"None," I said. "But I'm not afraid of hard work and I can learn anything quickly. I'm a little more intelligent than what you're probably used to having walk through the door."
That was probably the wrong thing to say. I saw the squint in his left eye, barely noticeable, but there. I've been in enough interviews to know the signs on a persons face when they aren't exactly pleased with an answer. This continued for about thirty minutes. A long interview, in my experience, has always been a good sign.
"Well, what we're looking for is someone who doesn't mind getting dirty. Termite work is hard, I don't mind telling you that up front. We work quickly and get the job done because there is always work to do," he said. "I see you were in the Army, that's a plus, and a combat engineer. You don't mind getting dirty or working hard and I like that. Well, I'll talk to the manager and the owner and see what they think. We'll call you in a week and see what we can do."
"Don't bother," I said getting up from my chair. "It has been very nice talking to you but I need a job and really don't have the time to wait. It's a shame too, I think we could have worked well together," I said. "I'll have a job by the end of the day."
"It's awfully tough out there," he reminded me. "Jobs are scarce right now."
And didn't I know it. I'd worked for Coca-Cola for about six years and had looked for a way off of that truck for the last three. Nothing paid as well, nothing I wanted to do anyway.
"Well, I'll have something by the end of the day even if it's flipping burgers," I said as I walked out the door.
Ten minutes later back at our apartment the phone rang. I had gone to the interview in Coca Cola uniform having just quit that morning. I couldn't follow the new company line they'd adopted since buying us out from a smaller family owned operation. They were looking for any reason to get rid of us anyway.
"This is Phillp from Carolina Pest, why don't you start Monday morning?," came the voice on the other end of the line. "I think I can use you."
This began somewhere around eleven years of a, I guess I can say, friendship. Phillip was always hard to read. You never knew quite what he was thinking. But he was the kind of guy that would praise in public and berate in private. He would never raise his voice even when he was angry.

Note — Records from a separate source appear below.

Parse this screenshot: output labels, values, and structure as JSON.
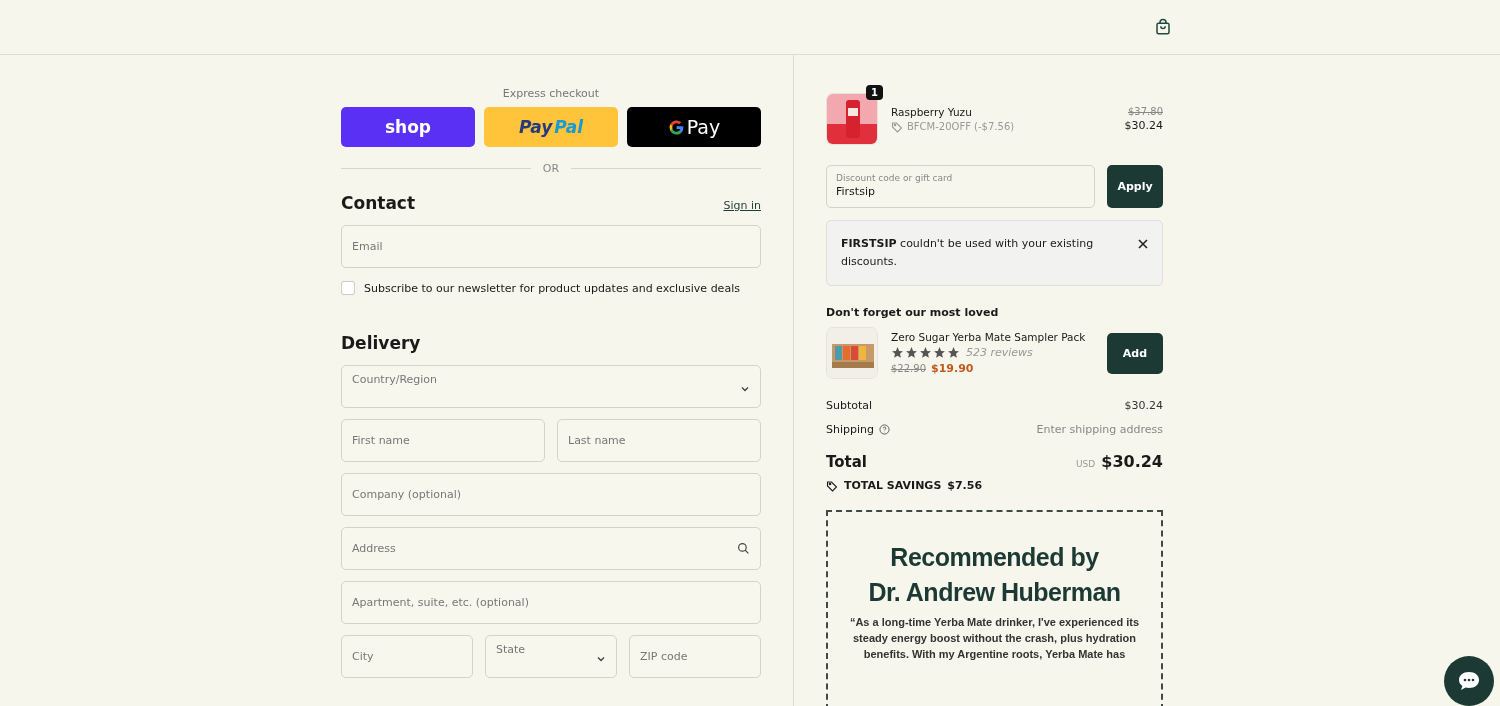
{
  "express": {
    "title": "Express checkout",
    "buttons": [
      {
        "kind": "shop",
        "label": "shop"
      },
      {
        "kind": "paypal",
        "parts": [
          "Pay",
          "Pal"
        ]
      },
      {
        "kind": "gpay",
        "label": "Pay"
      }
    ],
    "divider": "OR"
  },
  "contact": {
    "title": "Contact",
    "link": "Sign in",
    "email": {
      "placeholder": "Email"
    },
    "newsletter": {
      "label": "Subscribe to our newsletter for product updates and exclusive deals",
      "checked": false
    }
  },
  "delivery": {
    "title": "Delivery",
    "rows": [
      [
        {
          "kind": "select",
          "placeholder": "Country/Region"
        }
      ],
      [
        {
          "kind": "text",
          "placeholder": "First name"
        },
        {
          "kind": "text",
          "placeholder": "Last name"
        }
      ],
      [
        {
          "kind": "text",
          "placeholder": "Company (optional)"
        }
      ],
      [
        {
          "kind": "search",
          "placeholder": "Address"
        }
      ],
      [
        {
          "kind": "text",
          "placeholder": "Apartment, suite, etc. (optional)"
        }
      ],
      [
        {
          "kind": "text",
          "placeholder": "City"
        },
        {
          "kind": "select",
          "placeholder": "State"
        },
        {
          "kind": "text",
          "placeholder": "ZIP code"
        }
      ]
    ]
  },
  "cart": {
    "item": {
      "name": "Raspberry Yuzu",
      "quantity": "1",
      "discount": "BFCM-20OFF (-$7.56)",
      "old_price": "$37.80",
      "price": "$30.24"
    },
    "discount": {
      "label": "Discount code or gift card",
      "value": "Firstsip",
      "button": "Apply"
    },
    "alert": {
      "text": "**FIRSTSIP** couldn't be used with your existing discounts."
    },
    "upsell": {
      "title": "Don't forget our most loved",
      "name": "Zero Sugar Yerba Mate Sampler Pack",
      "stars": 5,
      "reviews": "523 reviews",
      "old_price": "$22.90",
      "price": "$19.90",
      "button": "Add"
    },
    "summary": [
      {
        "label": "Subtotal",
        "value": "$30.24",
        "kind": "plain"
      },
      {
        "label": "Shipping",
        "value": "Enter shipping address",
        "kind": "help"
      }
    ],
    "total": {
      "label": "Total",
      "currency": "USD",
      "value": "$30.24"
    },
    "savings": {
      "label": "TOTAL SAVINGS",
      "value": "$7.56"
    },
    "promo": {
      "title_lines": [
        "Recommended by",
        "Dr. Andrew Huberman"
      ],
      "quote": "“As a long-time Yerba Mate drinker, I've experienced its steady energy boost without the crash, plus hydration benefits. With my Argentine roots, Yerba Mate has"
    }
  }
}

I learned most everything I knew about termites from him. He then taught me about moisture work, powder post beetles, repairing wood damage, etc. So much knowledge in that head of his that the student would never become the master. Not that he would hold anything back, he always offered his knowledge of things relating to the job. I just couldn't hold it all in my head.
I found out a lot about him over the years. He liked his beer. He liked to fish and hunt. He gave to others. Of himself and anything else he could. He was one of those "give you the shirt off his back" kind of guys. I watched him cut the price back on a few jobs because the folks just couldn't afford it and he always, always let the owner of the company know why. Sometimes offering to make up the difference himself.
Then came one year that we weren't going to get a bonus at the company. No one was happy about it. Some threatened to quit. I had to explain to my partner Josh that we weren't due a bonus, that a bonus was something the owner gave out of appreciation and that this year was a tight year for the company. A month later and we got a surprise. A bonus, not a big one, but we all got something. At least the termite crew did.
We found out later that Phillip had taken money from his own pocket and made those bonuses for us. That's the kind of guy that hired me and I gladly worked for and with. He never made you do anything that he wasn't willing to do himself. And was always willing to lay a hand to a tool and get the job done.
Sadly, I fell out of touch with several folk at the company. That hits me hard because it's my fault that I did. They were like family to me but I had moved on to other opportunities. I won't ever forget my time with them.
That squint in his eye? I saw that many times. I always stood down when I saw it, no matter how much I thought I was right. Very, very rarely was I right when pointing out anything that I though was wrong on paperwork, chemicals, the way to do things on a job. But when I was I always heard, "Well, you're learnin'!"
Yesterday I found out that my friend had passed away. I can't say that we were friends in the way that people throw around so carelessly. I had and still have a huge amount of respect for the man. And, it's not a slight against anyone else I worked for in the company, an even greater amount of loyalty. I was there for some of the hardest times he probably went through with his family. And he took me aside when he was able to come back to work after being gone awhile and thanked me for taking care of our business in the company. No one else could make me feel that proud there. He did.